The night was not over when Tessien was released. Officers forgot to get Tessien's keys when they towed his truck, making it impossible for Tessien to get into his apartment.

The officers made a special trip to an impound lot in Ceres to get the keys, then delivered them to Tessien's friend's house in Riverbank.

The next day, Tessien's mother came from Oregon and they went to the Police Department to talk about the incident.

They met with Laxton, who translated for two supervisors. Tessien said the officers laughed the incident off, even as they took photos of his injuries.

"They seemed to think this was funny and no big deal," Tessien said, adding that Laxton had poor sign language skills and was difficult to understand.

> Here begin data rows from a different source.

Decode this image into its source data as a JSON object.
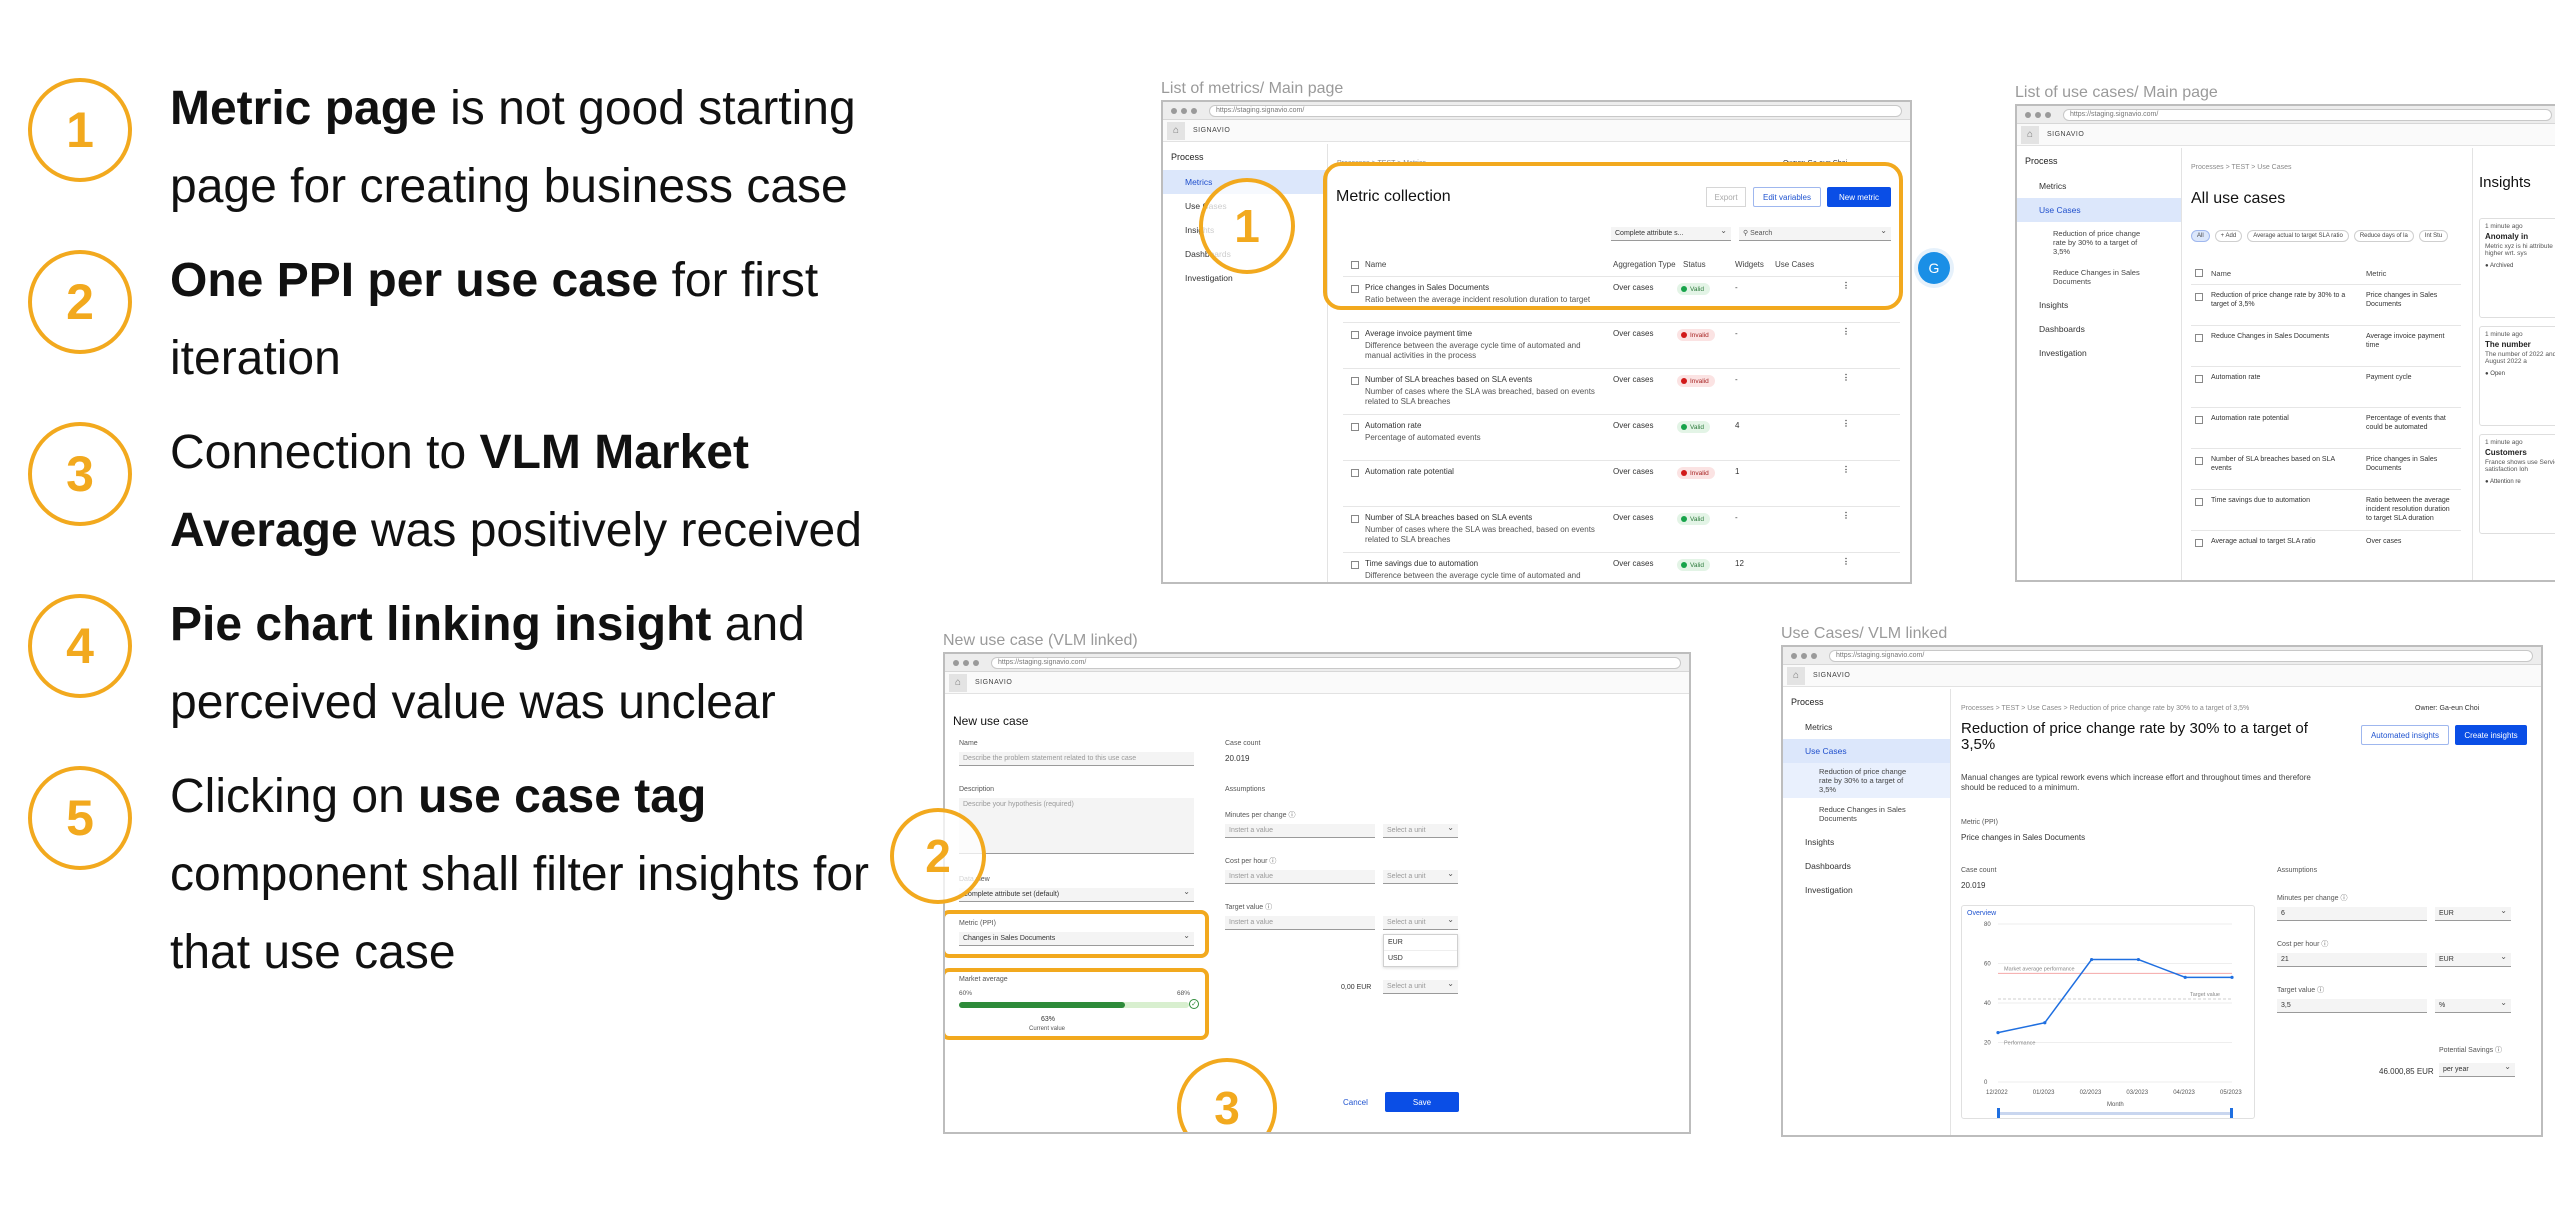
{
  "feedback": [
    {
      "num": "1",
      "pre": "",
      "bold1": "Metric page",
      "mid": " is not good starting page for creating business case",
      "bold2": "",
      "post": ""
    },
    {
      "num": "2",
      "pre": "",
      "bold1": "One PPI per use case",
      "mid": " for first iteration",
      "bold2": "",
      "post": ""
    },
    {
      "num": "3",
      "pre": "Connection to ",
      "bold1": "VLM Market Average",
      "mid": " was positively received",
      "bold2": "",
      "post": ""
    },
    {
      "num": "4",
      "pre": "",
      "bold1": "Pie chart linking insight",
      "mid": " and perceived value was unclear",
      "bold2": "",
      "post": ""
    },
    {
      "num": "5",
      "pre": "Clicking on ",
      "bold1": "use case tag",
      "mid": " component shall filter insights for that use case",
      "bold2": "",
      "post": ""
    }
  ],
  "captions": {
    "metrics": "List of metrics/ Main page",
    "usecases": "List of use cases/ Main page",
    "new_use_case": "New use case (VLM linked)",
    "vlm_linked": "Use Cases/ VLM linked"
  },
  "common": {
    "url": "https://staging.signavio.com/",
    "brand": "SIGNAVIO",
    "process": "Process",
    "nav": [
      "Metrics",
      "Use Cases",
      "Insights",
      "Dashboards",
      "Investigation"
    ]
  },
  "metrics_page": {
    "breadcrumb": "Processes > TEST > Metrics",
    "owner": "Owner: Ga-eun Choi",
    "title": "Metric collection",
    "export": "Export",
    "edit_variables": "Edit variables",
    "new_metric": "New metric",
    "filter": "Complete attribute s...",
    "search": "Search",
    "columns": [
      "Name",
      "Aggregation Type",
      "Status",
      "Widgets",
      "Use Cases"
    ],
    "rows": [
      {
        "name": "Price changes in Sales Documents",
        "desc": "Ratio between the average incident resolution duration to target",
        "agg": "Over cases",
        "status": "Valid",
        "ok": true,
        "widgets": "-"
      },
      {
        "name": "Average invoice payment time",
        "desc": "Difference between the average cycle time of automated and manual activities in the process",
        "agg": "Over cases",
        "status": "Invalid",
        "ok": false,
        "widgets": "-"
      },
      {
        "name": "Number of SLA breaches based on SLA events",
        "desc": "Number of cases where the SLA was breached, based on events related to SLA breaches",
        "agg": "Over cases",
        "status": "Invalid",
        "ok": false,
        "widgets": "-"
      },
      {
        "name": "Automation rate",
        "desc": "Percentage of automated events",
        "agg": "Over cases",
        "status": "Valid",
        "ok": true,
        "widgets": "4"
      },
      {
        "name": "Automation rate potential",
        "desc": "",
        "agg": "Over cases",
        "status": "Invalid",
        "ok": false,
        "widgets": "1"
      },
      {
        "name": "Number of SLA breaches based on SLA events",
        "desc": "Number of cases where the SLA was breached, based on events related to SLA breaches",
        "agg": "Over cases",
        "status": "Valid",
        "ok": true,
        "widgets": "-"
      },
      {
        "name": "Time savings due to automation",
        "desc": "Difference between the average cycle time of automated and",
        "agg": "Over cases",
        "status": "Valid",
        "ok": true,
        "widgets": "12"
      }
    ],
    "avatar": "G"
  },
  "usecases_page": {
    "breadcrumb": "Processes > TEST > Use Cases",
    "title": "All use cases",
    "sub_items": [
      "Reduction of price change rate by 30% to a target of 3,5%",
      "Reduce Changes in Sales Documents"
    ],
    "chips": [
      "All",
      "+ Add",
      "Average actual to target SLA ratio",
      "Reduce days of la",
      "Int Stu"
    ],
    "columns": [
      "Name",
      "Metric"
    ],
    "rows": [
      {
        "name": "Reduction of price change rate by 30% to a target of 3,5%",
        "metric": "Price changes in Sales Documents"
      },
      {
        "name": "Reduce Changes in Sales Documents",
        "metric": "Average invoice payment time"
      },
      {
        "name": "Automation rate",
        "metric": "Payment cycle"
      },
      {
        "name": "Automation rate potential",
        "metric": "Percentage of events that could be automated"
      },
      {
        "name": "Number of SLA breaches based on SLA events",
        "metric": "Price changes in Sales Documents"
      },
      {
        "name": "Time savings due to automation",
        "metric": "Ratio between the average incident resolution duration to target SLA duration"
      },
      {
        "name": "Average actual to target SLA ratio",
        "metric": "Over cases"
      }
    ],
    "insights_title": "Insights",
    "insights": [
      {
        "time": "1 minute ago",
        "title": "Anomaly in",
        "body": "Metric xyz is hi attribute is X.M higher wrt. sys",
        "tag": "Archived"
      },
      {
        "time": "1 minute ago",
        "title": "The number",
        "body": "The number of 2022 andThe n August 2022 a",
        "tag": "Open"
      },
      {
        "time": "1 minute ago",
        "title": "Customers",
        "body": "France shows use Service Po satisfaction loh",
        "tag": "Attention re"
      }
    ]
  },
  "new_use_case": {
    "title": "New use case",
    "name_label": "Name",
    "name_placeholder": "Describe the problem statement related to this use case",
    "desc_label": "Description",
    "desc_placeholder": "Describe your hypothesis (required)",
    "data_view_label": "Data view",
    "data_view_value": "Complete attribute set (default)",
    "metric_label": "Metric (PPI)",
    "metric_value": "Changes in Sales Documents",
    "market_label": "Market average",
    "market_min": "60%",
    "market_max": "68%",
    "market_current": "63%",
    "market_current_label": "Current value",
    "market_fill": 0.72,
    "case_count_label": "Case count",
    "case_count": "20.019",
    "assumptions": "Assumptions",
    "minutes_label": "Minutes per change",
    "cost_label": "Cost per hour",
    "target_label": "Target value",
    "insert_value": "Instert a value",
    "select_unit": "Select a unit",
    "unit_options": [
      "EUR",
      "USD"
    ],
    "total": "0,00 EUR",
    "cancel": "Cancel",
    "save": "Save"
  },
  "vlm_page": {
    "breadcrumb": "Processes > TEST > Use Cases > Reduction of price change rate by 30% to a target of 3,5%",
    "owner": "Owner: Ga-eun Choi",
    "sub_items": [
      "Reduction of price change rate by 30% to a target of 3,5%",
      "Reduce Changes in Sales Documents"
    ],
    "title": "Reduction of price change rate by 30% to a target of 3,5%",
    "subtitle": "Manual changes are typical rework evens which increase effort and throughout times and therefore should be reduced to a minimum.",
    "automated_insights": "Automated insights",
    "create_insights": "Create insights",
    "metric_label": "Metric (PPI)",
    "metric_value": "Price changes in Sales Documents",
    "case_count_label": "Case count",
    "case_count": "20.019",
    "overview": "Overview",
    "assumptions": "Assumptions",
    "minutes_label": "Minutes per change",
    "minutes_value": "6",
    "cost_label": "Cost per hour",
    "cost_value": "21",
    "target_label": "Target value",
    "target_value": "3,5",
    "unit_eur": "EUR",
    "unit_pct": "%",
    "savings_label": "Potential Savings",
    "savings_value": "46.000,85 EUR",
    "savings_period": "per year"
  },
  "chart_data": {
    "type": "line",
    "x": [
      "12/2022",
      "01/2023",
      "02/2023",
      "03/2023",
      "04/2023",
      "05/2023"
    ],
    "series": [
      {
        "name": "",
        "values": [
          25,
          30,
          62,
          62,
          53,
          53
        ]
      }
    ],
    "reference_lines": [
      {
        "label": "Market average performance",
        "value": 55
      },
      {
        "label": "Target value",
        "value": 42
      }
    ],
    "annotation": "Performance",
    "xlabel": "Month",
    "ylabel": "",
    "yticks": [
      0,
      20,
      40,
      60,
      80
    ],
    "ylim": [
      0,
      80
    ]
  },
  "colors": {
    "accent": "#f2a91e",
    "primary": "#0a4ee6",
    "valid": "#17a34a",
    "invalid": "#d11a1a"
  }
}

Guidelines published by the U.S. Department of Justice say law enforcement agencies must provide interpreters who are effective and impartial.

The city has a list of certified sign language interpreters who can be called in emergencies.

Gundlach said he did not know whether the department has employed interpreters from the list. He said officials would do so in a serious case that is likely to go to trial, but probably would handle other matters in-house.

Advocates back lawsuit

Jennifer Pesek, an attorney for the California Center for Law and the Deaf in San Leandro, said negative interactions between police and deaf people are not uncommon.

The center is backing Tessien's lawsuit, in hopes that his story will persuade police departments to train officers so they know how to modify their interactions with hearing-impaired people.

"When somebody is blind, it's sometimes apparent that they're blind," Pesek said. "But when people are deaf, it's usually not visible."

Strange said he hit a roadblock when he tried to negotiate a settlement with the city. Tessien said the lawsuit is the only way to get officials' attention.

"I realize there was a shooter out there," Tessien said. "I want them to be aware that there are deaf people out there."

To comment, click on the link with this story at Bee staff writer Susan Herendeen can be contacted at or 578-2338.

© 2007 The Modesto Bee.